**What is being asked:** The answer must be exactly the lines from the one containing "Transcribe this image's" through the end of the material, with both ends kept and no other lines.

**Data to examine:**
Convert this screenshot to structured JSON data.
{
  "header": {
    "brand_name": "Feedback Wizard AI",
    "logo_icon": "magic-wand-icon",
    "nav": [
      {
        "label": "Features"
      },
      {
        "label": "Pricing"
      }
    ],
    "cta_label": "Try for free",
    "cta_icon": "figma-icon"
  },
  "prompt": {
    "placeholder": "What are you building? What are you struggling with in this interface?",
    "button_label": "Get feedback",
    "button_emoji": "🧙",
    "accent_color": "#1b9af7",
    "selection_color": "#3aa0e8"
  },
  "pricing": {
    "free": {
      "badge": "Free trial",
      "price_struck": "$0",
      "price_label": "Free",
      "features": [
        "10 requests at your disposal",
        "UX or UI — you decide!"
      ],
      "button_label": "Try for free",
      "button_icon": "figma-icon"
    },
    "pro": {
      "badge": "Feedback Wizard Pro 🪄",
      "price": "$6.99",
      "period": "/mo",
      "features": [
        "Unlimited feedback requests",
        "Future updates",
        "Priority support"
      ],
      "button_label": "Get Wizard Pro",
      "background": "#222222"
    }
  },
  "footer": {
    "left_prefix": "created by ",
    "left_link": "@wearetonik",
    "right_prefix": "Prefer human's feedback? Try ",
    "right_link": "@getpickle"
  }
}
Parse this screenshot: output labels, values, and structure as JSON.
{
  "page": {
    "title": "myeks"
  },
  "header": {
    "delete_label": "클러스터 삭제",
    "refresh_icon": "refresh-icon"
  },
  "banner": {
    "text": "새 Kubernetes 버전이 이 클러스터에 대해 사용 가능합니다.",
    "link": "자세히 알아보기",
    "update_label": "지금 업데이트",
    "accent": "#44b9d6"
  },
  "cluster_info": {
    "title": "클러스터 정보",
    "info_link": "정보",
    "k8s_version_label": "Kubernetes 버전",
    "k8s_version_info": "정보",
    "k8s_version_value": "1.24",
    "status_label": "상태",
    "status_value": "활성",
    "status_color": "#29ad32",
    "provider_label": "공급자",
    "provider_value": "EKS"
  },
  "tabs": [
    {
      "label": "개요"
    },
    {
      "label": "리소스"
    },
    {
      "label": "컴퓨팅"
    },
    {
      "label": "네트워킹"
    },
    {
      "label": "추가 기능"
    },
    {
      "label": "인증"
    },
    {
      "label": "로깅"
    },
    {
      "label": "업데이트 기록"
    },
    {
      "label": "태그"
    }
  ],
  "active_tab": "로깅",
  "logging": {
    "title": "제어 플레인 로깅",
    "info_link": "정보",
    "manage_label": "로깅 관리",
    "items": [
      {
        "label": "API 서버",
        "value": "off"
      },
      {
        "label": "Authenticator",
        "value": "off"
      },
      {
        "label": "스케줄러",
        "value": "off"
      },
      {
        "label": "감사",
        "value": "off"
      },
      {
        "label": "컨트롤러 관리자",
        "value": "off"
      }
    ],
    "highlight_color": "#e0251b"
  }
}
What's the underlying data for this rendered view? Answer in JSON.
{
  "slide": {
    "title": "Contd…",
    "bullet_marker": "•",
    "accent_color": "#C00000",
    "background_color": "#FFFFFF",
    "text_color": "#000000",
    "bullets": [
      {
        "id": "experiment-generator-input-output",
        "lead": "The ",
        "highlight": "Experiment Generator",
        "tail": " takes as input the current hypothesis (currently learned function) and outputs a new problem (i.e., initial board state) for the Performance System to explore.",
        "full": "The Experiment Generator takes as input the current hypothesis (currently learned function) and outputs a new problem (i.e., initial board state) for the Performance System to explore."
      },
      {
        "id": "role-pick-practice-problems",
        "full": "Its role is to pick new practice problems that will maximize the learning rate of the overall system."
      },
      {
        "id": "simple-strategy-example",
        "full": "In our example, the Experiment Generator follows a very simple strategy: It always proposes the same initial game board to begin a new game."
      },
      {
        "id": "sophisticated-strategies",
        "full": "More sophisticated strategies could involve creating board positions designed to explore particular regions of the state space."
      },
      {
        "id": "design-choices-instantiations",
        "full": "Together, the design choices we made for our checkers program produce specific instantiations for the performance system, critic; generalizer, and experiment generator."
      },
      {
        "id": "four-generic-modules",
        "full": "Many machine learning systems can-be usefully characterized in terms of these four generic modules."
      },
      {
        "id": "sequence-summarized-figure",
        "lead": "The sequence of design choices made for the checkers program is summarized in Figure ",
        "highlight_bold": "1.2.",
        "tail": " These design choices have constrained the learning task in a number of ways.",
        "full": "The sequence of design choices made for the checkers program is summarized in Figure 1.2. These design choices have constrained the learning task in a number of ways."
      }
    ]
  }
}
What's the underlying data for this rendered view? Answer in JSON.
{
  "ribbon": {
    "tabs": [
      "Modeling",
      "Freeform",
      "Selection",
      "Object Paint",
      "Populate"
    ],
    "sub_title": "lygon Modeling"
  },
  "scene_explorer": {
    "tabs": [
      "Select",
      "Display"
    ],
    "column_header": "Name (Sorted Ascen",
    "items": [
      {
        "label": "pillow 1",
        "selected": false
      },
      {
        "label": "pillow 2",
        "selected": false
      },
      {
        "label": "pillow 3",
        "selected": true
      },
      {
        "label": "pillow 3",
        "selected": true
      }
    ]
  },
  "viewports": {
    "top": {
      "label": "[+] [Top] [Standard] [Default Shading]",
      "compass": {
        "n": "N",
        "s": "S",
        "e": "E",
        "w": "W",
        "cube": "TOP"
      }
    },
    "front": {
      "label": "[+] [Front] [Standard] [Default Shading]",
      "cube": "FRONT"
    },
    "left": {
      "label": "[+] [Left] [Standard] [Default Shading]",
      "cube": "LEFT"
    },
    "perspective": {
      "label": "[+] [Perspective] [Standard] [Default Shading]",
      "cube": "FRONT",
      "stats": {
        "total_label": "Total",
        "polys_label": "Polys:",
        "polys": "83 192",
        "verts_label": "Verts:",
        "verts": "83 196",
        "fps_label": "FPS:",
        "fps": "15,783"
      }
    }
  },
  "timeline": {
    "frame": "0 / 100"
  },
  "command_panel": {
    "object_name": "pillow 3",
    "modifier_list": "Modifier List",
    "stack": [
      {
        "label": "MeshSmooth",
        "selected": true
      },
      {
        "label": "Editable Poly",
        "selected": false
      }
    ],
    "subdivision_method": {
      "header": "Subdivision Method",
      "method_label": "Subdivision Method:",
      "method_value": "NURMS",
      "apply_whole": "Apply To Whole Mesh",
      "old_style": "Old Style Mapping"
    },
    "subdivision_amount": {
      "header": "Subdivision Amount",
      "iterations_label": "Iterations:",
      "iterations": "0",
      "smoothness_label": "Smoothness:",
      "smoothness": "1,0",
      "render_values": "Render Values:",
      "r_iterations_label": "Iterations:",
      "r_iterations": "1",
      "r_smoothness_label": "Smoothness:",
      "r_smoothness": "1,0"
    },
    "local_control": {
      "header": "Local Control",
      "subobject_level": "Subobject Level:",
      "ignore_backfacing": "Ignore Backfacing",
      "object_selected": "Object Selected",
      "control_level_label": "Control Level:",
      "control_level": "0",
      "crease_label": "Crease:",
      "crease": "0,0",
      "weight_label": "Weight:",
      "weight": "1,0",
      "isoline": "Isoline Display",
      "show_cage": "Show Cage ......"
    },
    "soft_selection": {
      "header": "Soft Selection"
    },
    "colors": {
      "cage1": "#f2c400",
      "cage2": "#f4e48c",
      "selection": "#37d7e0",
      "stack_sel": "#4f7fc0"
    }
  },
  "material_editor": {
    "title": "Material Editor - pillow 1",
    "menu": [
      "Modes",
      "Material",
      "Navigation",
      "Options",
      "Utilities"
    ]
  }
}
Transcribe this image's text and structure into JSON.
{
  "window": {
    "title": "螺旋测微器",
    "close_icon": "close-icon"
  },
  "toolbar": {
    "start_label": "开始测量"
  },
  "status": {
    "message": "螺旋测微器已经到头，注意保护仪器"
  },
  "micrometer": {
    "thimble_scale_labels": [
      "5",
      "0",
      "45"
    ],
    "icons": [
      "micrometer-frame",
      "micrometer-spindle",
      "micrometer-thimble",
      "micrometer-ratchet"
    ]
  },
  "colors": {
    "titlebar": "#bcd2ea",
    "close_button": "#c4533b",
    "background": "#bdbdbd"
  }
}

**Solution to this task:**
Transcribe this image's text and structure into JSON.
{
  "window": {
    "title": "螺旋测微器",
    "close_icon": "close-icon"
  },
  "toolbar": {
    "start_label": "开始测量"
  },
  "status": {
    "message": "螺旋测微器已经到头，注意保护仪器"
  },
  "micrometer": {
    "thimble_scale_labels": [
      "5",
      "0",
      "45"
    ],
    "icons": [
      "micrometer-frame",
      "micrometer-spindle",
      "micrometer-thimble",
      "micrometer-ratchet"
    ]
  },
  "colors": {
    "titlebar": "#bcd2ea",
    "close_button": "#c4533b",
    "background": "#bdbdbd"
  }
}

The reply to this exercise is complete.